Host: And one of the ways that NCD has always tried to make sure that America's agenda is NCD’s agenda is by requesting public comment at our meetings. How does public comment inform NCD’s work?
Clyde Terry: The voting issue never would have come to the attention to anyone here if in fact the three bearded man didn't continuously come down for weeks on end putting the issue in front. The only way to understand what are people really thinking, what are they feeling, is to get out of DC periodically and hear from people.
Host: What are people saying? What do you see as the next big issue on the horizon for NCD and for the disabled community?
Clyde Terry: In our society money is power, and we need to be in a place where we are viewed as an economic engine just like any other group. One way to get there is to encourage the disability community to stop arguing about getting into the coffee shop – it's about time they own it, and we need to have government policies that support such changes so that folks with disabilities can acquire wealth, can acquire assets, so that they can flex some economic muscle in the marketplace. We have a strong independent living program across the country but the best definition of independent living is a paycheck and money in the bank.
Host: How can a federal agency like NCD help disabled Americans achieve those goals?
Clyde Terry: The beauty of NCD, the National Council on Disability, is that it is cross-disability in that has the fortune to sort of look around the corner in terms of what's coming next, (and ask) what are the barriers that people are experiencing today and think about how can we address them in a policy framework so that those barriers could be eliminated for generations to come.
Host: Thank you Clyde Terry for joining us on this, the first edition of CONVERSATIONS WITH THE NATIONAL COUNCIL ON DISABILITY.

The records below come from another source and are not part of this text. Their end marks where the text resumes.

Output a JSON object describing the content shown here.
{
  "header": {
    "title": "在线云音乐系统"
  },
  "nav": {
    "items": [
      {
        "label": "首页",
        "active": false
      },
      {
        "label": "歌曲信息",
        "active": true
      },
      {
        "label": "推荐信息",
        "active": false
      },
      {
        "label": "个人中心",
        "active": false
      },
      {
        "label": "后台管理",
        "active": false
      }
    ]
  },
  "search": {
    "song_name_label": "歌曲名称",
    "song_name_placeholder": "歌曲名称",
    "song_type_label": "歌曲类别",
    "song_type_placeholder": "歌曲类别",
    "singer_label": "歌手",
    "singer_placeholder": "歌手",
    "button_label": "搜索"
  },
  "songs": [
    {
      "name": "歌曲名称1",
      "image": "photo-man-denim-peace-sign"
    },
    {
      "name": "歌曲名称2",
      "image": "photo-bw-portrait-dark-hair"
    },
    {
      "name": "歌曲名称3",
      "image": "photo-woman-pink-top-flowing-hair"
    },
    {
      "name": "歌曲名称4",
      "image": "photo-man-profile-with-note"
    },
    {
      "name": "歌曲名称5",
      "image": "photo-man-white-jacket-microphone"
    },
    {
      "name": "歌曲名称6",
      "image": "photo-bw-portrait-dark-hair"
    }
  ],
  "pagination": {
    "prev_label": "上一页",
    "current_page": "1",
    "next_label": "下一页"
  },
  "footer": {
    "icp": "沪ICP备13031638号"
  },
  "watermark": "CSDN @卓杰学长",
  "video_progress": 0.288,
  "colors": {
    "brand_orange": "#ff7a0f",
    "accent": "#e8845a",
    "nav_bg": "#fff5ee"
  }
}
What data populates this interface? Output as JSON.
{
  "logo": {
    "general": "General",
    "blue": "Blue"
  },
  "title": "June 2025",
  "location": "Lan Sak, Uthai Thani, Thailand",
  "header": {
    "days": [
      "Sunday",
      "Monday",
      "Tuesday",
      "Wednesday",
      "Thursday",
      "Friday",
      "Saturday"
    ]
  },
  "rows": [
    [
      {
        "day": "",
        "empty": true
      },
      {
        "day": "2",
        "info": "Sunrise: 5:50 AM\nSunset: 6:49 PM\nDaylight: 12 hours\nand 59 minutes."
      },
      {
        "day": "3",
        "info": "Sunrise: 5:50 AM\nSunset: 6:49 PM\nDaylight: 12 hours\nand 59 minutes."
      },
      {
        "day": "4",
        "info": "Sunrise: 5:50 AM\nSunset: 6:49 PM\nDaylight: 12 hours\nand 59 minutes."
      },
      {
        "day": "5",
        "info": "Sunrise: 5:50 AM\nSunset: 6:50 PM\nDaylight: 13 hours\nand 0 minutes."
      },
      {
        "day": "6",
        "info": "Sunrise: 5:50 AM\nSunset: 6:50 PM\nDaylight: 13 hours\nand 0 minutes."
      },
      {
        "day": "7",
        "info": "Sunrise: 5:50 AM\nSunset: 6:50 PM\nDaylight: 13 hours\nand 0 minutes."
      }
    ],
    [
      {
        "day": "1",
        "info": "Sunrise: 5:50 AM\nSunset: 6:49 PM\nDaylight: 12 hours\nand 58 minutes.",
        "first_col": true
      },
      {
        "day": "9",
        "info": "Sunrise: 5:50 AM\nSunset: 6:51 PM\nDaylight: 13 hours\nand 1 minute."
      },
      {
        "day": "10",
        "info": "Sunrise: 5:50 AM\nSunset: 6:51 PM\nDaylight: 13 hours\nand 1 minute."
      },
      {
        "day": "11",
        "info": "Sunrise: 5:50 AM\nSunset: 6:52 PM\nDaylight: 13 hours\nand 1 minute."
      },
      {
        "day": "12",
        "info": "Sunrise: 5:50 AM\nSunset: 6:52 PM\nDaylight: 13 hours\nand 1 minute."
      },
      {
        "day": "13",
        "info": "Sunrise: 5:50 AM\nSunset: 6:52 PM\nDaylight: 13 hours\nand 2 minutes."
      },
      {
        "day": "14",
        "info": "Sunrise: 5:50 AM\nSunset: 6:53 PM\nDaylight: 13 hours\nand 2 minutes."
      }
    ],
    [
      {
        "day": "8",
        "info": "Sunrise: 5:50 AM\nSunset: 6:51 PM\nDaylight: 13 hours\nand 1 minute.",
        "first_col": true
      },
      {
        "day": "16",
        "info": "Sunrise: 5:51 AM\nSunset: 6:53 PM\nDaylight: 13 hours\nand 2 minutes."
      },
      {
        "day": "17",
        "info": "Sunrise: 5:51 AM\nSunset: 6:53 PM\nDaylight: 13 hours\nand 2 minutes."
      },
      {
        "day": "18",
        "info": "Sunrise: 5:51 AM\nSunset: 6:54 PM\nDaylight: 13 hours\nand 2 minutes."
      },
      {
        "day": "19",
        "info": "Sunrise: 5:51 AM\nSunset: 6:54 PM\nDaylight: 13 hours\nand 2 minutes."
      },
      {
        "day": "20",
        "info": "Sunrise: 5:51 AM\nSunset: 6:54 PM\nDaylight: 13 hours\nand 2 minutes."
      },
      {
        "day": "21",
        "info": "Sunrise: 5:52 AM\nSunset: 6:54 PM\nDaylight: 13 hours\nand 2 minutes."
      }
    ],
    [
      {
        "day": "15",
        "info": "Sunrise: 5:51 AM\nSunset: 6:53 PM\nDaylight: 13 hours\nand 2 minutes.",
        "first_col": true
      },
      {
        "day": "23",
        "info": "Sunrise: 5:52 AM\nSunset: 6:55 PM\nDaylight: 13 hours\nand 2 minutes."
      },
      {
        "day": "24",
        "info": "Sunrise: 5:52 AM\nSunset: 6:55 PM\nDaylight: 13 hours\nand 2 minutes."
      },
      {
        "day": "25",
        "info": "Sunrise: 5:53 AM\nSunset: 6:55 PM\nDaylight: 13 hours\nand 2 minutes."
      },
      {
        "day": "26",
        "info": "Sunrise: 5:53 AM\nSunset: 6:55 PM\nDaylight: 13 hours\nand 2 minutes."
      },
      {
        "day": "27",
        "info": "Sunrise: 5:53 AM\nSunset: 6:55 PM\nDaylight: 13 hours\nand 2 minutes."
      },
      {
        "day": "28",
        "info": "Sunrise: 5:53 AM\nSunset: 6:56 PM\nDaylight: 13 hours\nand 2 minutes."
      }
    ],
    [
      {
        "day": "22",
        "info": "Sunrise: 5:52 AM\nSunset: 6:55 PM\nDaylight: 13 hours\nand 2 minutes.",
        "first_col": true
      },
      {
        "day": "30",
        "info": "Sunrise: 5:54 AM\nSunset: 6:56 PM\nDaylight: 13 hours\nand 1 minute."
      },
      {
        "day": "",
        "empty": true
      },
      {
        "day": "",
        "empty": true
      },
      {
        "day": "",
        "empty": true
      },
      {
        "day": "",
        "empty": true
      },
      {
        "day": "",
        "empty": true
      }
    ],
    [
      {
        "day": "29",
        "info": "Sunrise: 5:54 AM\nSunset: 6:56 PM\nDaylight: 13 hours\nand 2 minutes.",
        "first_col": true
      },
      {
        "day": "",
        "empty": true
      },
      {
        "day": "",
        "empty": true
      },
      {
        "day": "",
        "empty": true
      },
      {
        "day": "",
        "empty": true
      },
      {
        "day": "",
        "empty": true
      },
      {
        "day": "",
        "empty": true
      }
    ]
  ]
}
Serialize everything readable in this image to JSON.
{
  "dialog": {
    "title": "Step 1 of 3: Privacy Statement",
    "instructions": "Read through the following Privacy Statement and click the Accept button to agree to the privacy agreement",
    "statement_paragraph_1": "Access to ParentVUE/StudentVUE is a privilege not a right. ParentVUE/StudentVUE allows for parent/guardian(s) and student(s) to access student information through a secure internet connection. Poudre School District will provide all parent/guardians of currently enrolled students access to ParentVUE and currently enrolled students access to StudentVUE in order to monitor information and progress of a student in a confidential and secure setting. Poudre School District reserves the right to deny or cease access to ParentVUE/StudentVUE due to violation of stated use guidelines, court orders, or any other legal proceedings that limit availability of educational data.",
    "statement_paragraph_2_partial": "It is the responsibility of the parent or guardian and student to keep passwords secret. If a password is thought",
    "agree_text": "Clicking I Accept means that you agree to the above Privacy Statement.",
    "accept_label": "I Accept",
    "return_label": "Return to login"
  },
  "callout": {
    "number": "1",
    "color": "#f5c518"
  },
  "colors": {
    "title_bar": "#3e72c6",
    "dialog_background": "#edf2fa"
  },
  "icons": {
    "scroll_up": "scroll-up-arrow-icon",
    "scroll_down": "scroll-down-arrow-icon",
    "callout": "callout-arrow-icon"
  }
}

If you’d like to find out more about the work that we do, please go to our website: ncd.gov
Until next time, I’m your host, Lawrence Carter-Long.